[Recorded data]
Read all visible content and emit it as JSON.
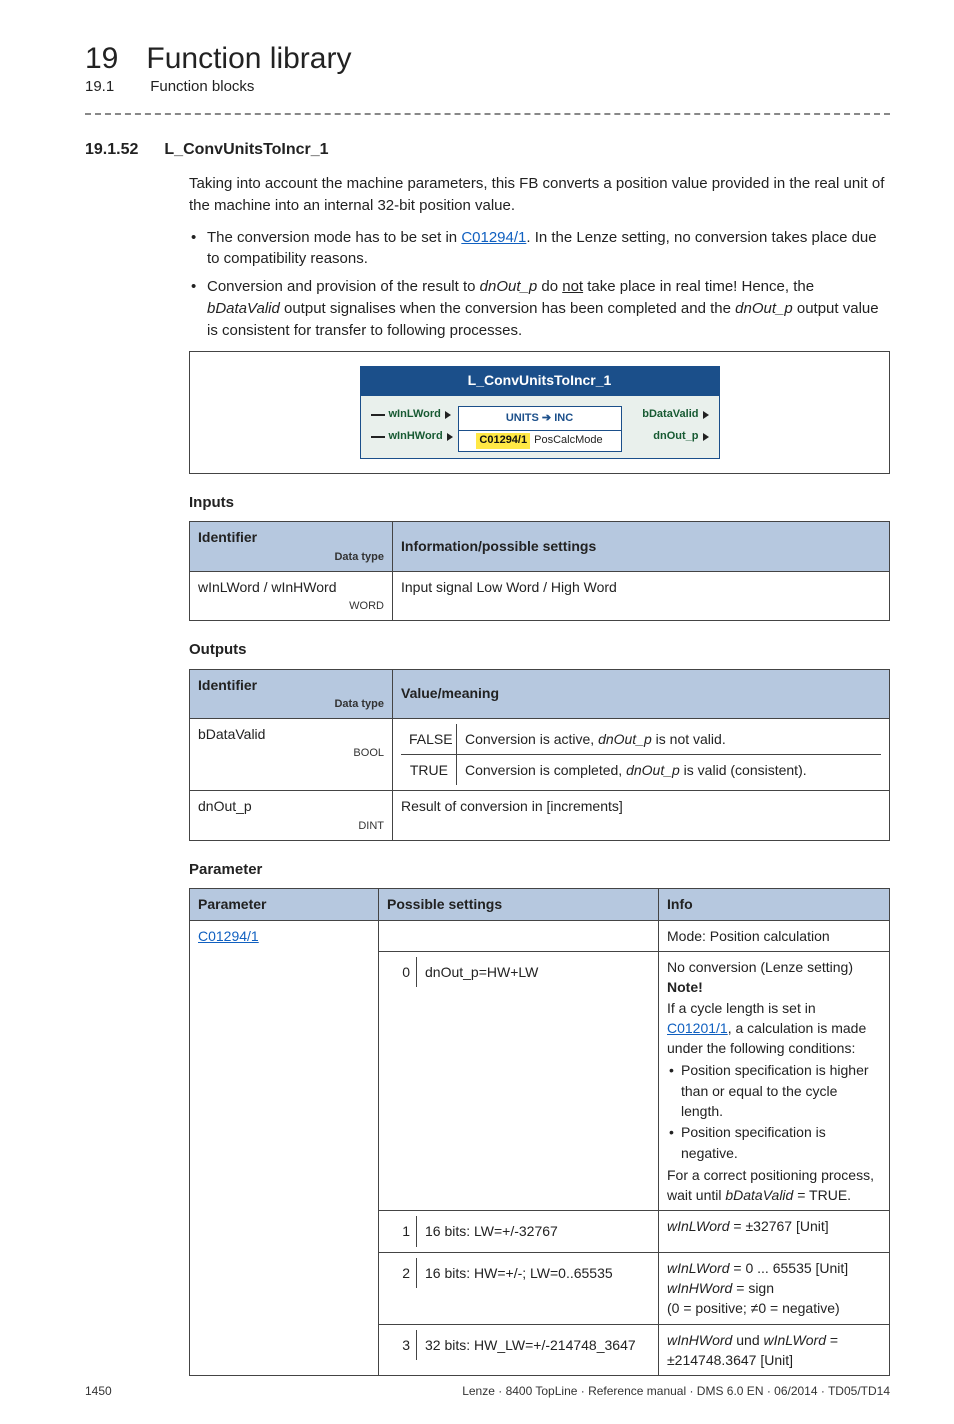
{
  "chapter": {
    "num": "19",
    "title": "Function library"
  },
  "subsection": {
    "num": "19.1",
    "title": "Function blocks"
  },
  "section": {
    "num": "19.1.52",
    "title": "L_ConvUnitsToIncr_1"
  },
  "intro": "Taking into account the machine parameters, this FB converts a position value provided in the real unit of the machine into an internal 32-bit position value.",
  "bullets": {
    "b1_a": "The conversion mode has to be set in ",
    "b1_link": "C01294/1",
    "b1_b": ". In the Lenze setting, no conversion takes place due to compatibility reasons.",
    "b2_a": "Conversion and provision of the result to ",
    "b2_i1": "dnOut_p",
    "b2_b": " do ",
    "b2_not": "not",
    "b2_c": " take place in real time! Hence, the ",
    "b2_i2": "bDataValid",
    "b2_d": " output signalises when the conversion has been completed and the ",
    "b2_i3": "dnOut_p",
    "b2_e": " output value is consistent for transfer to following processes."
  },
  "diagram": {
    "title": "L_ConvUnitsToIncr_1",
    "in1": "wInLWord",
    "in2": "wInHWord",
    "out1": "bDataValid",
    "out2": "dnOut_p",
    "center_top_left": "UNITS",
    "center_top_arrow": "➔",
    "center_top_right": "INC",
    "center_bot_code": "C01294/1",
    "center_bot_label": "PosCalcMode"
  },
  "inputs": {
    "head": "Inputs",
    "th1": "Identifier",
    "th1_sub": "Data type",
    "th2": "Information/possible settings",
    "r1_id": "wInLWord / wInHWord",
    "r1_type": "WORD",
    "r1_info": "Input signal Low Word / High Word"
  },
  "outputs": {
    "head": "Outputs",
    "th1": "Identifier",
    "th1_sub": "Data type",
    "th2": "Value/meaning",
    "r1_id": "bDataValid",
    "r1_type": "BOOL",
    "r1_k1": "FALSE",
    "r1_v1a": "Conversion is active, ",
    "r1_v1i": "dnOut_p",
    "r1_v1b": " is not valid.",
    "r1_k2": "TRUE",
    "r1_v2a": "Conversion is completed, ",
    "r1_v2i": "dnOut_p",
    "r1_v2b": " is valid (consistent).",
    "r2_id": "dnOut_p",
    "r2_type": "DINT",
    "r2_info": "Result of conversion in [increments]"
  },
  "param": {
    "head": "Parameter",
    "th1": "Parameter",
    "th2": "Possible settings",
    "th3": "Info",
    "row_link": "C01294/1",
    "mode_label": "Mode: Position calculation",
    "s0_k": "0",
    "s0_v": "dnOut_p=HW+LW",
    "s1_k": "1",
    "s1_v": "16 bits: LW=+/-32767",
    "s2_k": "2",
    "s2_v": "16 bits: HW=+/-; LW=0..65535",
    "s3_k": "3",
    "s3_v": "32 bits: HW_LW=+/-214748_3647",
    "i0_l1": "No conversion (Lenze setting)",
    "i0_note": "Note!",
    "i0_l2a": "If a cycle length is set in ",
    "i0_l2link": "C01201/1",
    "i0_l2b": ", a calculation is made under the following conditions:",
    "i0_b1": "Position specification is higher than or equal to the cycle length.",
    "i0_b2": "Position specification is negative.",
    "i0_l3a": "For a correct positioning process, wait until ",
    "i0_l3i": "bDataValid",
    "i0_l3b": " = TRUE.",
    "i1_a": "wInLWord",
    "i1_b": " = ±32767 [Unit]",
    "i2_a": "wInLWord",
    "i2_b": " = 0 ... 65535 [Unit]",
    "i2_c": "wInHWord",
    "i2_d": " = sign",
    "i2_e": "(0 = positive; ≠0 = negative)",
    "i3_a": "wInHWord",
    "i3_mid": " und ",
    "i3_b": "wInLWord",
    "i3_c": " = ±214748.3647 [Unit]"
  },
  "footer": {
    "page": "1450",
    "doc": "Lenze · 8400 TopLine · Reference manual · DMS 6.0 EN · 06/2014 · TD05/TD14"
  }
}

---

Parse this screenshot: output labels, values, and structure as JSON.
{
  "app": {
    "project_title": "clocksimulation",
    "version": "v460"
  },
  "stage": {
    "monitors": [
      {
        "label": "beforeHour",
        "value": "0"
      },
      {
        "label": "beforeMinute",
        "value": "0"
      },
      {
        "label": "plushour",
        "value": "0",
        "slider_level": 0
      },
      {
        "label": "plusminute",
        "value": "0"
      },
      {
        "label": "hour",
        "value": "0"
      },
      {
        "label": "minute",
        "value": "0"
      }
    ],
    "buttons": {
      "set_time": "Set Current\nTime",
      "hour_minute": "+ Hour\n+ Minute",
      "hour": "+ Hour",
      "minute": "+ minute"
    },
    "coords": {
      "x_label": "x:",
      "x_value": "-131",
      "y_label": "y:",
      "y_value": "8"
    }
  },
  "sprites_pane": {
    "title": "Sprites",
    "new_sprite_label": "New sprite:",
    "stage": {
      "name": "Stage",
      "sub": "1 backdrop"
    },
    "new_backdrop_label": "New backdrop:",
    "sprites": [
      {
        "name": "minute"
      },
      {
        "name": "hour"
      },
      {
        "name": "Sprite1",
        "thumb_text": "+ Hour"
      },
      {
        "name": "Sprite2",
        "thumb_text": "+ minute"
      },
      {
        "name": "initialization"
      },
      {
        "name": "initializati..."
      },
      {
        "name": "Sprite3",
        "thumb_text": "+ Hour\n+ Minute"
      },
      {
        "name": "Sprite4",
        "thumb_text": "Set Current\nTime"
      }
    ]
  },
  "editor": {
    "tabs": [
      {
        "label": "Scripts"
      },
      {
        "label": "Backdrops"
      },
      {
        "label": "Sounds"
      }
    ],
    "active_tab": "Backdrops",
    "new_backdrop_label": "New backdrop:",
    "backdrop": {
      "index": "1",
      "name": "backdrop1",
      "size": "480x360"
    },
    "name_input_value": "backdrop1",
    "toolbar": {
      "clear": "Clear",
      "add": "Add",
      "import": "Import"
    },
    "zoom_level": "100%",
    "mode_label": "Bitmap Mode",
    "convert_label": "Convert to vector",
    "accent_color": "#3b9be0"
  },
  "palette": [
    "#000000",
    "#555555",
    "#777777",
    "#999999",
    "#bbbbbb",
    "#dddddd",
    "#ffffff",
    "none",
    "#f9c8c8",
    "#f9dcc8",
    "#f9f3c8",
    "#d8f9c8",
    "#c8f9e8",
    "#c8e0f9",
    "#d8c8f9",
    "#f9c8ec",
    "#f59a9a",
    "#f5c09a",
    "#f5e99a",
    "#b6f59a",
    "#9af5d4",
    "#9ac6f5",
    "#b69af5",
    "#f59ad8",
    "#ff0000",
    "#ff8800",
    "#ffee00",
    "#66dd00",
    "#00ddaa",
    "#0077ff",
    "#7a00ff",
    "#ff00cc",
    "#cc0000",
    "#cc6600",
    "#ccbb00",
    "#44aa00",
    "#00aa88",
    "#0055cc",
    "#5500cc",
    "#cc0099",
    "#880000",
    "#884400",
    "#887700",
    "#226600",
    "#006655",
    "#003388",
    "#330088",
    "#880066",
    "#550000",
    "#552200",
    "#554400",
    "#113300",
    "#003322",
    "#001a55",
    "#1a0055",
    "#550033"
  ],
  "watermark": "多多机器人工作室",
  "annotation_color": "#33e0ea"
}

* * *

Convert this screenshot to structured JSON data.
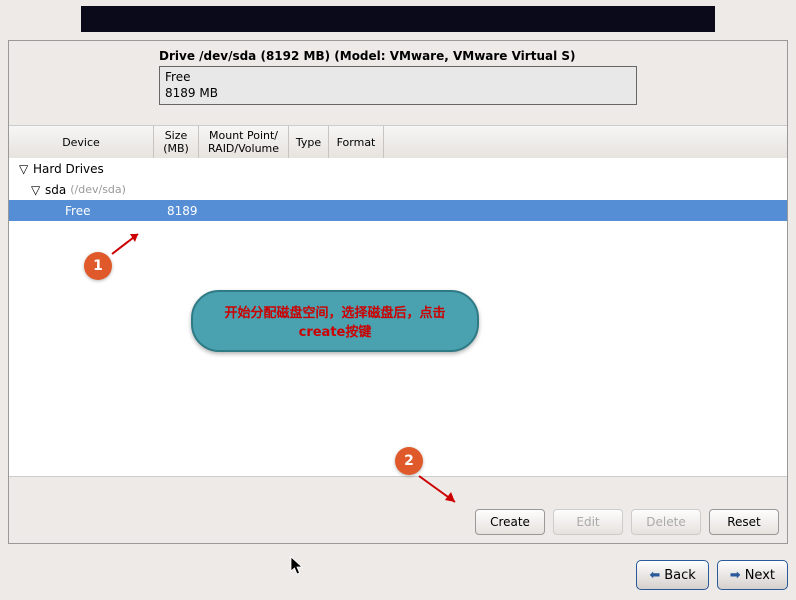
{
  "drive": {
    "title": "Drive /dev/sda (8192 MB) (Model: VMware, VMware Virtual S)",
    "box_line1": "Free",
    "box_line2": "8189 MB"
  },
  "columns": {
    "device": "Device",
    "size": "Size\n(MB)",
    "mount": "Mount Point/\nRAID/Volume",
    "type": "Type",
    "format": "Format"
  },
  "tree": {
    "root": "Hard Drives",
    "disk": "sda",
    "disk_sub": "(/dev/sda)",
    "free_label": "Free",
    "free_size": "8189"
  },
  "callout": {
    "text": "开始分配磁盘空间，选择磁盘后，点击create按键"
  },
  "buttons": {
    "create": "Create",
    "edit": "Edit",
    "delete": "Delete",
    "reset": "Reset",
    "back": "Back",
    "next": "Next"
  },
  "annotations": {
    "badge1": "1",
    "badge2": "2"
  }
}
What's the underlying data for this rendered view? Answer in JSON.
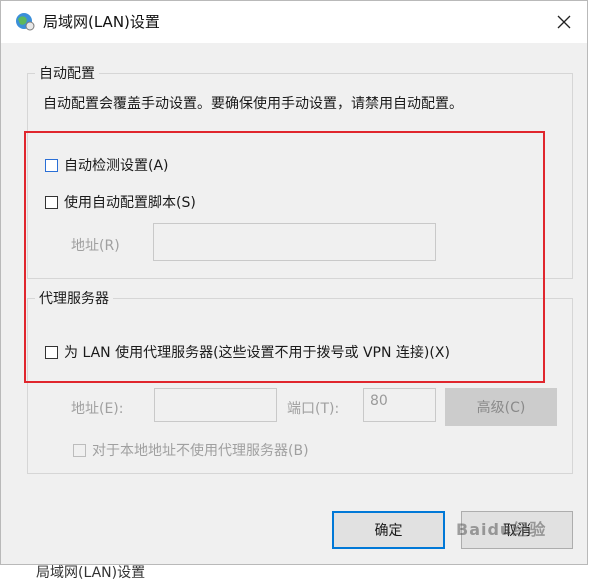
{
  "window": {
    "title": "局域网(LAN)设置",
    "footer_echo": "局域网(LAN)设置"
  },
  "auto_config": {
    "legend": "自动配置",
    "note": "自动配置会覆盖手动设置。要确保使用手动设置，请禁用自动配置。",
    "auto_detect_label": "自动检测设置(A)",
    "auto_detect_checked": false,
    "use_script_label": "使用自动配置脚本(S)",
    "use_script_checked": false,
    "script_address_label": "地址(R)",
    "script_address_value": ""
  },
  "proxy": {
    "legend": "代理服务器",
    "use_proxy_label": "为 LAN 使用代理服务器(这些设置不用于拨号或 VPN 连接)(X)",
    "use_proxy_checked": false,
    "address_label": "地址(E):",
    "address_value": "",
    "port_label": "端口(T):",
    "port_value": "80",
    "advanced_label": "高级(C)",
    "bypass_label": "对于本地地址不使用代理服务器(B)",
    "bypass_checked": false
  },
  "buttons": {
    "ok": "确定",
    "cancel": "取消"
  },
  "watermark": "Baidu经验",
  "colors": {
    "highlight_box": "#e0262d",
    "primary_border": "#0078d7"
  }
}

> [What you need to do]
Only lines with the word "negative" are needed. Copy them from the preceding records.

> [Completed task]
    "i0_b2": "Position specification is negative.",
    "i2_e": "(0 = positive; ≠0 = negative)",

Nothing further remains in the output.